↓

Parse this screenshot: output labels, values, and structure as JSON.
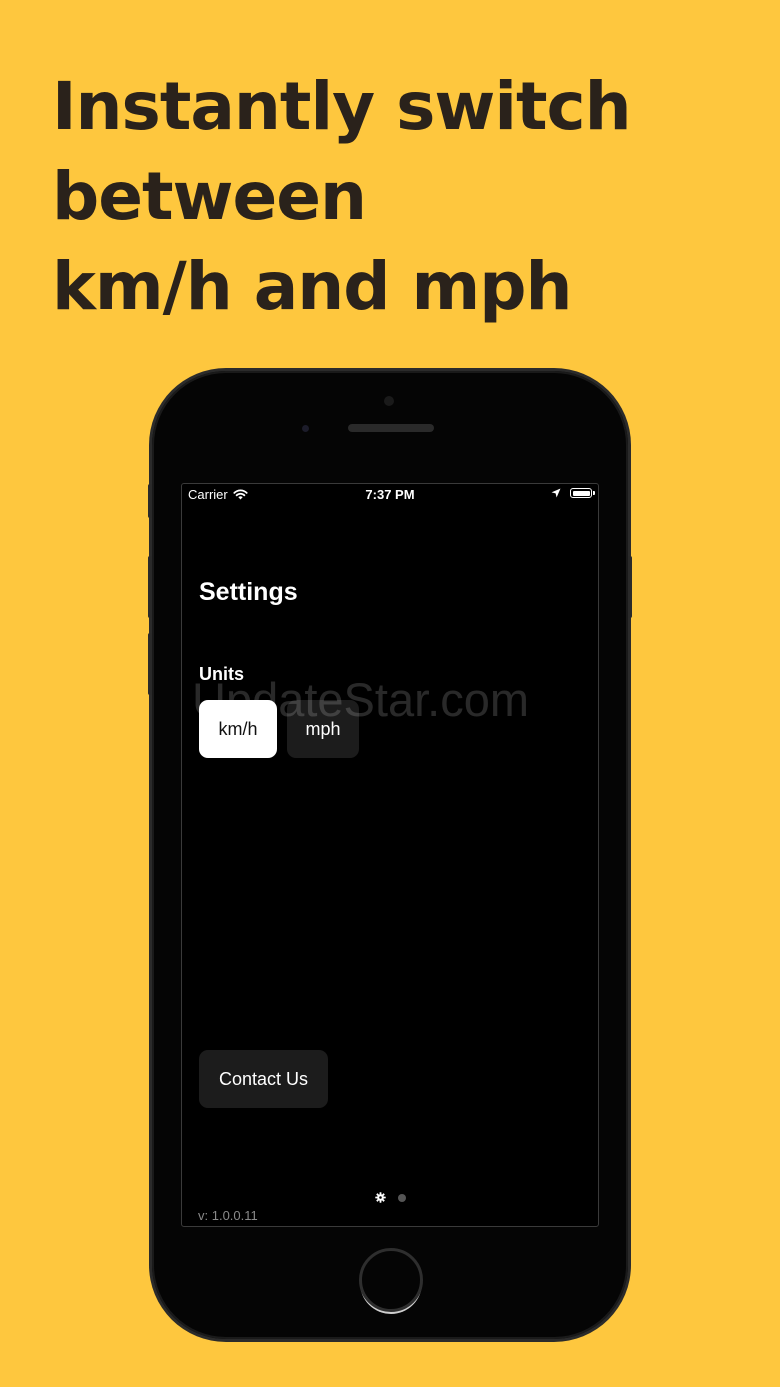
{
  "headline": {
    "lines": [
      "Instantly switch",
      "between",
      "km/h and mph"
    ]
  },
  "status_bar": {
    "carrier": "Carrier",
    "time": "7:37 PM"
  },
  "screen": {
    "title": "Settings",
    "units_label": "Units",
    "watermark": "UpdateStar.com",
    "units": [
      {
        "label": "km/h",
        "selected": true
      },
      {
        "label": "mph",
        "selected": false
      }
    ],
    "contact_label": "Contact Us",
    "version": "v: 1.0.0.11",
    "page_indicator": {
      "pages": 2,
      "current": 1
    }
  },
  "colors": {
    "background": "#FEC73E",
    "headline": "#2A221B",
    "selected_button": "#FFFFFF",
    "unselected_button": "#1C1C1C"
  },
  "icons": [
    "wifi-icon",
    "location-arrow-icon",
    "battery-icon",
    "gear-icon"
  ]
}
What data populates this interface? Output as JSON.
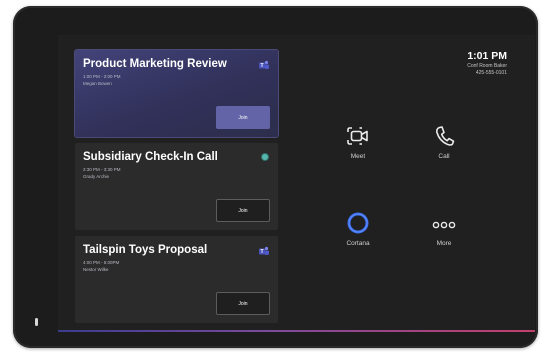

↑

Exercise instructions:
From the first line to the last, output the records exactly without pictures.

Task answer:
Parse this screenshot: output labels, values, and structure as JSON.
{
  "headline": {
    "lines": [
      "Instantly switch",
      "between",
      "km/h and mph"
    ]
  },
  "status_bar": {
    "carrier": "Carrier",
    "time": "7:37 PM"
  },
  "screen": {
    "title": "Settings",
    "units_label": "Units",
    "watermark": "UpdateStar.com",
    "units": [
      {
        "label": "km/h",
        "selected": true
      },
      {
        "label": "mph",
        "selected": false
      }
    ],
    "contact_label": "Contact Us",
    "version": "v: 1.0.0.11",
    "page_indicator": {
      "pages": 2,
      "current": 1
    }
  },
  "colors": {
    "background": "#FEC73E",
    "headline": "#2A221B",
    "selected_button": "#FFFFFF",
    "unselected_button": "#1C1C1C"
  },
  "icons": [
    "wifi-icon",
    "location-arrow-icon",
    "battery-icon",
    "gear-icon"
  ]
}
What data populates this interface? Output as JSON.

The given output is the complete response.